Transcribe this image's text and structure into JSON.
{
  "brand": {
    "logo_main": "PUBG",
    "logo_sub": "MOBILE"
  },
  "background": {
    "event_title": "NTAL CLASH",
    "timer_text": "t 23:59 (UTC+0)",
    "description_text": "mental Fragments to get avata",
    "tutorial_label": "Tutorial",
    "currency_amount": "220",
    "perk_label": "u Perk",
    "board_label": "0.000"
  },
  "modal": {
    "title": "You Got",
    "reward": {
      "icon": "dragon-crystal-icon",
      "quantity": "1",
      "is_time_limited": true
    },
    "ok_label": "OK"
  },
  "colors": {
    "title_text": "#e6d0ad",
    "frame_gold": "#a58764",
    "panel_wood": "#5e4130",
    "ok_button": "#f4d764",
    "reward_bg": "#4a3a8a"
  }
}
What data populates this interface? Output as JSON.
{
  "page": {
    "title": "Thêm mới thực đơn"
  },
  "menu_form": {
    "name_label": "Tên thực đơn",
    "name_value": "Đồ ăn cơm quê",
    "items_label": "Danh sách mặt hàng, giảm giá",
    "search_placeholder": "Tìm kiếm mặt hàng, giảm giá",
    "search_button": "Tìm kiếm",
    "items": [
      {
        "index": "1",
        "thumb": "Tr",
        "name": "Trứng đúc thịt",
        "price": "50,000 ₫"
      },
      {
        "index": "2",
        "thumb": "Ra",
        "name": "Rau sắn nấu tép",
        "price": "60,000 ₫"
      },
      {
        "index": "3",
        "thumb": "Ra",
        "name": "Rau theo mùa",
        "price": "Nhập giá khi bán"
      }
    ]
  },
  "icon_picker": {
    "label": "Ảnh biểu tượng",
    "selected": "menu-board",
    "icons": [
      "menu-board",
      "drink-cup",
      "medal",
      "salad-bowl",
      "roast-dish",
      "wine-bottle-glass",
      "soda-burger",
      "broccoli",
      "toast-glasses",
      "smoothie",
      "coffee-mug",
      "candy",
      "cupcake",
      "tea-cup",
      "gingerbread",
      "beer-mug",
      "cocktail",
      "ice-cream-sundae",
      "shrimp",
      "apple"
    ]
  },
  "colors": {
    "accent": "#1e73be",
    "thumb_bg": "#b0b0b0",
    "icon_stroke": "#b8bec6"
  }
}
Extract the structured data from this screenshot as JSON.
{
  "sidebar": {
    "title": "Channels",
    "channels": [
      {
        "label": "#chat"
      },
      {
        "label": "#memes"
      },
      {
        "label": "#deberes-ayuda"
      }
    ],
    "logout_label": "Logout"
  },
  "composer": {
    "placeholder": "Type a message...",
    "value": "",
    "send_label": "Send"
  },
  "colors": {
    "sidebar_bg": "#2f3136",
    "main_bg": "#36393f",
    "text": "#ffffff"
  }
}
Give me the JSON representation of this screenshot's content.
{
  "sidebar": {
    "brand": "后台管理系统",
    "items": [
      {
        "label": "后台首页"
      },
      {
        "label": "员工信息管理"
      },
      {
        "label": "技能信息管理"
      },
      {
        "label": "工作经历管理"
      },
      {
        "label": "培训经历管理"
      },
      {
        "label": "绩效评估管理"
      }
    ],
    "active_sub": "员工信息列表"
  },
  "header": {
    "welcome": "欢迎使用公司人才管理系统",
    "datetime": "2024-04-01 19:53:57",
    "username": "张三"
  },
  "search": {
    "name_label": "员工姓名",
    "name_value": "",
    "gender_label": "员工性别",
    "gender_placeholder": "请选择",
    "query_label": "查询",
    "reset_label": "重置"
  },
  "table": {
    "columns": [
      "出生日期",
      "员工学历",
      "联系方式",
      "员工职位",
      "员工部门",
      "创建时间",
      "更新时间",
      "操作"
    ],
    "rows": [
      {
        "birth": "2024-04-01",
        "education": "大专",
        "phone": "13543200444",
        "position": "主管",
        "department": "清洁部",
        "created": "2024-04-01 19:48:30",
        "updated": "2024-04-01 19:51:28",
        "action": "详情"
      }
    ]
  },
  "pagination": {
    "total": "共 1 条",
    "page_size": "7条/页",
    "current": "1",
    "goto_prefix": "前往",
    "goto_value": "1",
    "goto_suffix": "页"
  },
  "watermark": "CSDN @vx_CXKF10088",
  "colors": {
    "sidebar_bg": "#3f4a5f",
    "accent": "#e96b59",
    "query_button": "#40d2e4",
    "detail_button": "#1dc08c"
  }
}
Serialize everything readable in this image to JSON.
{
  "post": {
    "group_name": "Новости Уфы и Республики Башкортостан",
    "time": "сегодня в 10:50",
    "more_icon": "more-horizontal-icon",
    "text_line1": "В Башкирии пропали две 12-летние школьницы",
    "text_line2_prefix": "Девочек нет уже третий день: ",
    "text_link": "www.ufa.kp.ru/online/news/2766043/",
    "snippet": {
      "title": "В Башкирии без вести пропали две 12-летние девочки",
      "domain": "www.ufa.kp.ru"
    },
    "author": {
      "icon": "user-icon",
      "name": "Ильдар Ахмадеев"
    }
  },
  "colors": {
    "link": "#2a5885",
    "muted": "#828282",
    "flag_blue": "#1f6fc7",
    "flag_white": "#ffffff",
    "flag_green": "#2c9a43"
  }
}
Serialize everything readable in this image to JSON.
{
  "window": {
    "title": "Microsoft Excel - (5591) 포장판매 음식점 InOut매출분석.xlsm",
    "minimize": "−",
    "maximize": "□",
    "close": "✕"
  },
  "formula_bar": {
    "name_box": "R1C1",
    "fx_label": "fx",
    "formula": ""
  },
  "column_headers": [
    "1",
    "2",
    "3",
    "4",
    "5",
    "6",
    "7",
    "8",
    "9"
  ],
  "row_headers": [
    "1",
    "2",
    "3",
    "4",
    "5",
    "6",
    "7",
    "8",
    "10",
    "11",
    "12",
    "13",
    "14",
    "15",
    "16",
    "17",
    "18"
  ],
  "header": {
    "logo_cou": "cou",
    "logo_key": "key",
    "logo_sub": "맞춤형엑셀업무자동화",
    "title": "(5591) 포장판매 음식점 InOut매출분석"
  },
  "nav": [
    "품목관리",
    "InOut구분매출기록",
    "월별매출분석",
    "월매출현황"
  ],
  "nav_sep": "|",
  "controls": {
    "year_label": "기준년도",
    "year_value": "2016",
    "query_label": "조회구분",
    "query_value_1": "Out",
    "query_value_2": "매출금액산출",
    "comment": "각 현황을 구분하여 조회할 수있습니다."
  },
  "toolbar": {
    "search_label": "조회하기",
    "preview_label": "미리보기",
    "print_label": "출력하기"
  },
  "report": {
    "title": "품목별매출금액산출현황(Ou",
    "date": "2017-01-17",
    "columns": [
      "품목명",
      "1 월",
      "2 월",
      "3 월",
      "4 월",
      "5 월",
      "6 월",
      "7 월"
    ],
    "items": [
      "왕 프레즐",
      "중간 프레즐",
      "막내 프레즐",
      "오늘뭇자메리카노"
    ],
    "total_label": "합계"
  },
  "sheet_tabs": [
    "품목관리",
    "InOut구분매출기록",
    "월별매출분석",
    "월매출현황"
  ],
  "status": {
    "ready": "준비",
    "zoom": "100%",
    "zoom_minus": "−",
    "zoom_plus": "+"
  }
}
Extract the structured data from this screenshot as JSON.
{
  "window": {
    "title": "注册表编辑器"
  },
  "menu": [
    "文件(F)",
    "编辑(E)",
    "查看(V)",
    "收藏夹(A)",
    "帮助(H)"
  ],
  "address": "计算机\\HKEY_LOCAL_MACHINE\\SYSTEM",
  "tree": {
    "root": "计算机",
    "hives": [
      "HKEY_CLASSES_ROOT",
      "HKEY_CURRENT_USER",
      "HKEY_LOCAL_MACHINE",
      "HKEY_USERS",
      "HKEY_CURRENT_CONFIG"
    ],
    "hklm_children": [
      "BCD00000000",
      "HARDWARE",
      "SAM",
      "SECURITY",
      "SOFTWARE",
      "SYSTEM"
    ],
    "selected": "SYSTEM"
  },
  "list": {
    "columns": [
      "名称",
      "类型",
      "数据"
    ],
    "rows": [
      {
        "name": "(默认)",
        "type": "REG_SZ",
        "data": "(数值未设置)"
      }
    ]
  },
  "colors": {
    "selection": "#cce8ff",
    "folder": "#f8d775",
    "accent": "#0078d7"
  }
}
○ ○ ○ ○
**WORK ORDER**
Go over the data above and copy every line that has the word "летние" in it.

**SOLUTION TO THIS PROBLEM**
    "text_line1": "В Башкирии пропали две 12-летние школьницы",
      "title": "В Башкирии без вести пропали две 12-летние девочки",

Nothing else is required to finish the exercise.